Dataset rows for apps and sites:
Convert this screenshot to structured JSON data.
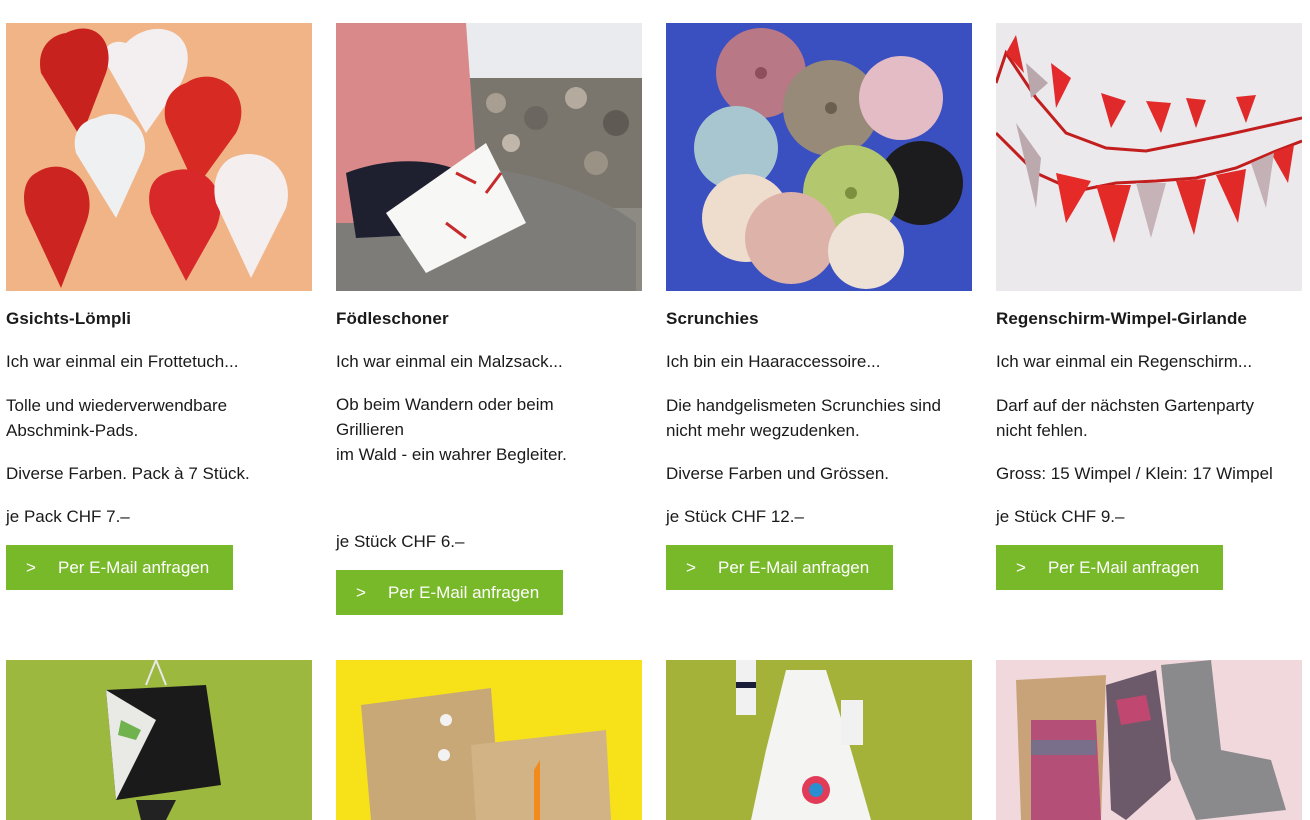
{
  "products": [
    {
      "title": "Gsichts-Lömpli",
      "tagline": "Ich war einmal ein Frottetuch...",
      "description": "Tolle und wiederverwendbare\nAbschmink-Pads.",
      "extra": "Diverse Farben. Pack à 7 Stück.",
      "price": "je Pack CHF 7.–",
      "button_label": "Per E-Mail anfragen"
    },
    {
      "title": "Födleschoner",
      "tagline": "Ich war einmal ein Malzsack...",
      "description": "Ob beim Wandern oder beim\nGrillieren\nim Wald - ein wahrer Begleiter.",
      "extra": "",
      "price": "je Stück CHF 6.–",
      "button_label": "Per E-Mail anfragen"
    },
    {
      "title": "Scrunchies",
      "tagline": "Ich bin ein Haaraccessoire...",
      "description": "Die handgelismeten Scrunchies sind\nnicht mehr wegzudenken.",
      "extra": "Diverse Farben und Grössen.",
      "price": "je Stück CHF 12.–",
      "button_label": "Per E-Mail anfragen"
    },
    {
      "title": "Regenschirm-Wimpel-Girlande",
      "tagline": "Ich war einmal ein Regenschirm...",
      "description": "Darf auf der nächsten Gartenparty\nnicht fehlen.",
      "extra": "Gross: 15 Wimpel / Klein: 17 Wimpel",
      "price": "je Stück CHF 9.–",
      "button_label": "Per E-Mail anfragen"
    }
  ],
  "button_icon": "chevron-right-icon",
  "button_glyph": ">",
  "colors": {
    "accent": "#78b929",
    "text": "#1a1a1a",
    "background": "#ffffff"
  }
}
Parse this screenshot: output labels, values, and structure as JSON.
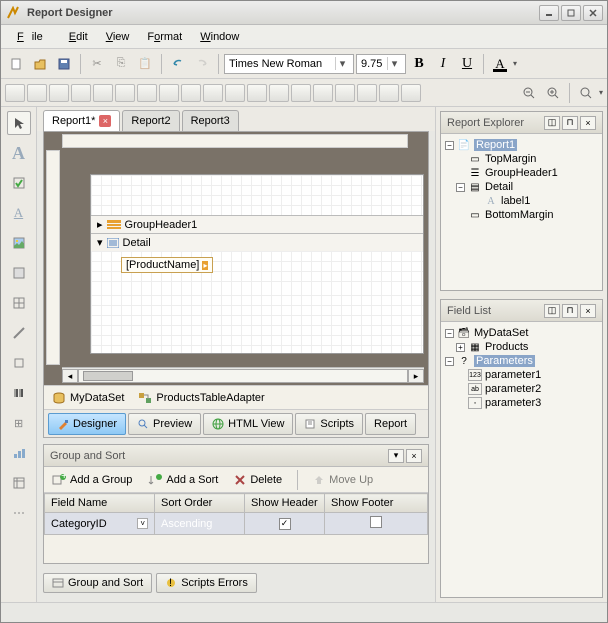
{
  "window": {
    "title": "Report Designer"
  },
  "menu": {
    "file": "File",
    "edit": "Edit",
    "view": "View",
    "format": "Format",
    "window": "Window"
  },
  "font": {
    "family": "Times New Roman",
    "size": "9.75",
    "bold": "B",
    "italic": "I",
    "underline": "U",
    "fontcolor": "A"
  },
  "tabs": [
    {
      "label": "Report1*",
      "closable": true,
      "active": true
    },
    {
      "label": "Report2",
      "closable": false,
      "active": false
    },
    {
      "label": "Report3",
      "closable": false,
      "active": false
    }
  ],
  "bands": {
    "groupheader": "GroupHeader1",
    "detail": "Detail",
    "field": "[ProductName]"
  },
  "datasources": {
    "ds": "MyDataSet",
    "ta": "ProductsTableAdapter"
  },
  "viewtabs": {
    "designer": "Designer",
    "preview": "Preview",
    "htmlview": "HTML View",
    "scripts": "Scripts",
    "report": "Report"
  },
  "groupsort": {
    "title": "Group and Sort",
    "addgroup": "Add a Group",
    "addsort": "Add a Sort",
    "delete": "Delete",
    "moveup": "Move Up",
    "cols": {
      "field": "Field Name",
      "order": "Sort Order",
      "showheader": "Show Header",
      "showfooter": "Show Footer"
    },
    "row": {
      "field": "CategoryID",
      "order": "Ascending",
      "showheader": true,
      "showfooter": false
    }
  },
  "bottomtabs": {
    "groupsort": "Group and Sort",
    "scriptserrors": "Scripts Errors"
  },
  "reportexplorer": {
    "title": "Report Explorer",
    "root": "Report1",
    "items": [
      "TopMargin",
      "GroupHeader1",
      "Detail",
      "label1",
      "BottomMargin"
    ]
  },
  "fieldlist": {
    "title": "Field List",
    "root": "MyDataSet",
    "products": "Products",
    "parameters": "Parameters",
    "params": [
      "parameter1",
      "parameter2",
      "parameter3"
    ]
  }
}
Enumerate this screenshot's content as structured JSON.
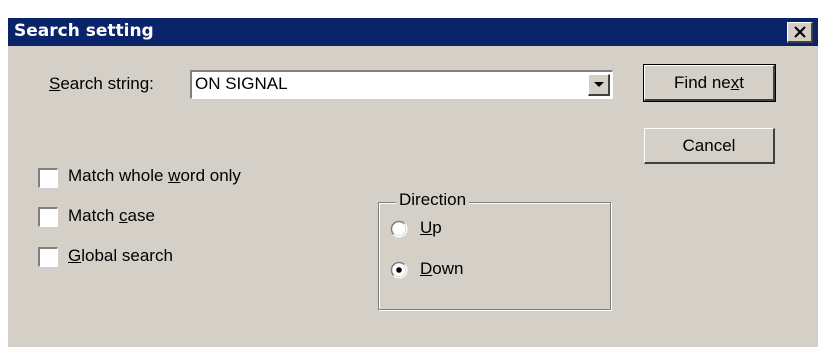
{
  "dialog": {
    "title": "Search setting",
    "close_icon": "close-x-icon"
  },
  "search": {
    "label_prefix": "",
    "label_mnemonic": "S",
    "label_rest": "earch string:",
    "value": "ON SIGNAL",
    "dropdown_icon": "chevron-down-icon"
  },
  "buttons": {
    "find_next_pre": "Find ne",
    "find_next_mnemonic": "x",
    "find_next_post": "t",
    "cancel": "Cancel"
  },
  "options": {
    "whole_word": {
      "pre": "Match whole ",
      "mnemonic": "w",
      "post": "ord only",
      "checked": false
    },
    "match_case": {
      "pre": "Match ",
      "mnemonic": "c",
      "post": "ase",
      "checked": false
    },
    "global_search": {
      "pre": "",
      "mnemonic": "G",
      "post": "lobal search",
      "checked": false
    }
  },
  "direction": {
    "legend": "Direction",
    "up": {
      "pre": "",
      "mnemonic": "U",
      "post": "p",
      "selected": false
    },
    "down": {
      "pre": "",
      "mnemonic": "D",
      "post": "own",
      "selected": true
    }
  },
  "colors": {
    "titlebar": "#0a246a",
    "face": "#d4d0c8"
  }
}
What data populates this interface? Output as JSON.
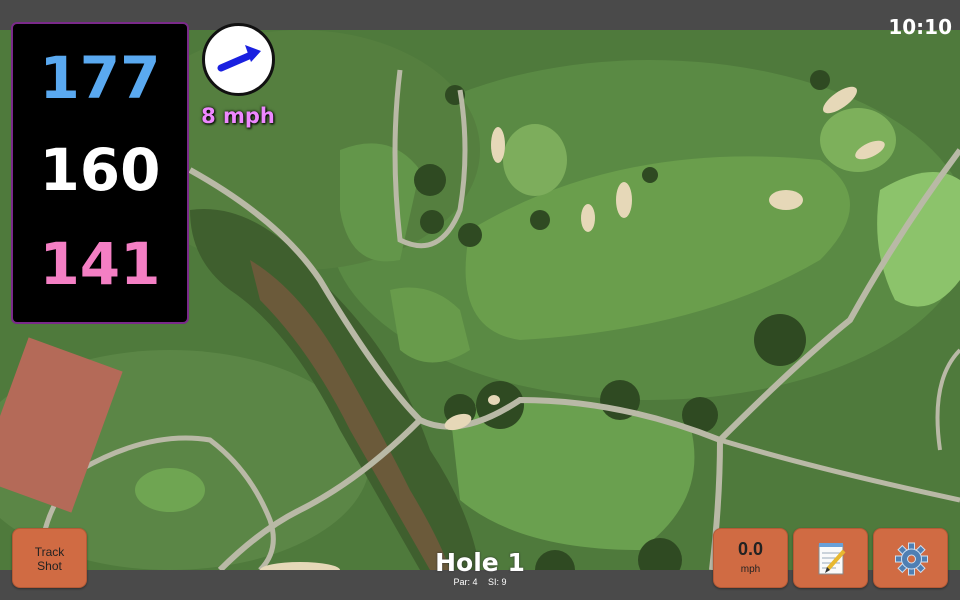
{
  "status_bar": {
    "clock": "10:10"
  },
  "distances": {
    "back": "177",
    "center": "160",
    "front": "141"
  },
  "wind": {
    "speed_label": "8 mph",
    "arrow_icon": "wind-arrow-icon"
  },
  "controls": {
    "track_shot_line1": "Track",
    "track_shot_line2": "Shot",
    "speed_value": "0.0",
    "speed_unit": "mph",
    "notes_icon": "notepad-icon",
    "settings_icon": "gear-icon"
  },
  "hole": {
    "title": "Hole 1",
    "par_label": "Par: 4",
    "si_label": "SI: 9"
  },
  "colors": {
    "accent_button": "#d06b43",
    "back_distance": "#5aa9f0",
    "front_distance": "#f47fc4",
    "wind_text": "#ee88ff"
  }
}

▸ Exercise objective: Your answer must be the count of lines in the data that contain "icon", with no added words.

▸ Response below: 6